Pediatric laryngotracheal stenosis (LTS), a narrowing of the airway in children, is a complex medical condition. While it can be something a child is born with or caused by injury, the condition can result in a life-threatening emergency if untreated. Treatment, however, is challenging. Depending on the severity, doctors will use a combination of endoscopic techniques, surgical repair, tracheostomy, or deployment of stents to hold the airway open and enable breathing.
While stents are great at holding the airway open and simultaneously allowing the trachea to continue growing, they can move around, or cause damage when they’re eventually removed. New research published in Communications Biology and led by the University of Pittsburgh is poised to drastically improve the use of stents, demonstrating for the first time the successful use of a completely biodegradable magnesium-alloy tracheal stent that avoids some of these risks. McGowan Institute for Regenerative Medicine affiliated faculty members who are co-authors on the study include:
- Youngjae Chun, PhD, Associate Professor, Department of Industrial Engineering, with a secondary appointment in Department of Bioengineering at the University of Pittsburgh
- William Wagner, PhD, Director of the McGowan Institute as well as a Distinguished Professor of Surgery, Bioengineering and Chemical Engineering at the University of Pittsburgh
- Prashant Kumta, PhD, Edward R. Weidlein Chair Professor at the University of Pittsburgh Swanson School of Engineering and School of Dental Medicine, Professor in the Departments of Bioengineering, Chemical and Petroleum Engineering, Mechanical Engineering and Materials Science, and Oral Biology, the Engineering Director of the Center for Craniofacial Regeneration (CCR), and the Founding Director of the Center for Complex Engineered Multi-functional Materials (CCEMM)
- Catalin Toma, MD, Fellow in Interventional Cardiology at the University of Pittsburgh Medical Center
“Using commercial non-biodegradable metal or silicone based tracheal stents has a risk of severe complications and doesn’t achieve optimal clinical outcomes, even in adults,” said Dr. Kumta. “Using advanced biomaterials could offer a less invasive, and more successful, treatment option.”
In the study, the balloon-expandable ultra-high ductility (UHD) biodegradable magnesium stent was shown to perform better than current metallic non-biodegradable stents in use in both in-lab testing and in rabbit models.
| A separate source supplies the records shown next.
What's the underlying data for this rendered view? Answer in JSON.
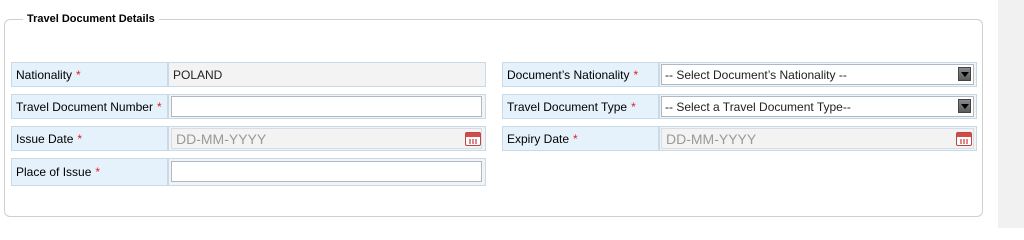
{
  "section": {
    "title": "Travel Document Details",
    "required_marker": "*"
  },
  "left": {
    "nationality": {
      "label": "Nationality",
      "value": "POLAND"
    },
    "travel_document_number": {
      "label": "Travel Document Number",
      "value": ""
    },
    "issue_date": {
      "label": "Issue Date",
      "placeholder": "DD-MM-YYYY"
    },
    "place_of_issue": {
      "label": "Place of Issue",
      "value": ""
    }
  },
  "right": {
    "documents_nationality": {
      "label": "Document’s Nationality",
      "selected": "-- Select Document’s Nationality --"
    },
    "travel_document_type": {
      "label": "Travel Document Type",
      "selected": "-- Select a Travel Document Type--"
    },
    "expiry_date": {
      "label": "Expiry Date",
      "placeholder": "DD-MM-YYYY"
    }
  },
  "icons": {
    "calendar": "calendar-icon",
    "dropdown": "chevron-down-icon"
  },
  "colors": {
    "label_bg": "#e5f1fb",
    "required": "#e02020"
  }
}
The stent was shown to keep the airway open over time and have low degradation rates, displaying normal healing and no adverse problems.
“Our results are very promising for the use of this novel biodegradable, high ductility metal stent, particularly for pediatric patients,” said Dr. Kumta. “We hope this new approach leads to new and improved treatments for patients with this complex condition as well as other tracheal obstruction conditions including tracheal cancer.”
The paper, “In-vivo efficacy of biodegradable ultrahigh ductility Mg-Li-Zn alloy tracheal stents for pediatric airway obstruction,” was also authored by the Swanson School’s Jingyao Wu, Abhijit Roy, and Bouen Lee; UPMC’s Leila Mady, Ali Mübin Aral, Humberto E. Trejo Bittar, and David Chi; and Feng Zheng and Ke Yang from The Institute of Metal Research at the Chinese Academy of Sciences.
University of Pittsburgh Swanson School of Engineering News Release
Abstract (In-vivo efficacy of biodegradable ultrahigh ductility Mg-Li-Zn alloy tracheal stents for pediatric airway obstruction. Jingyao Wu, Leila J. Mady, Abhijit Roy, Ali Mübin Aral, Boeun Lee, Feng Zheng, Catalin Toma, Youngjae Chun, William R. Wagner, Ke Yang, Humberto E. Trejo Bittar, David Chi and Prashant N. Kumta. Communications Biology, published December 18, 2020.)